**Task statement**:
Given the records that follow, return each one verbatim.
Material provided Block Start
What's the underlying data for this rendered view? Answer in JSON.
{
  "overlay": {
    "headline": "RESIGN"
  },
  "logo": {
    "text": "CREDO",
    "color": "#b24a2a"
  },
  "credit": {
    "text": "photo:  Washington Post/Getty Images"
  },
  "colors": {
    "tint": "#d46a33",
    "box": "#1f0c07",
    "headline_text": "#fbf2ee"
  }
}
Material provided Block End
**Response to this task**:
What's the underlying data for this rendered view? Answer in JSON.
{
  "overlay": {
    "headline": "RESIGN"
  },
  "logo": {
    "text": "CREDO",
    "color": "#b24a2a"
  },
  "credit": {
    "text": "photo:  Washington Post/Getty Images"
  },
  "colors": {
    "tint": "#d46a33",
    "box": "#1f0c07",
    "headline_text": "#fbf2ee"
  }
}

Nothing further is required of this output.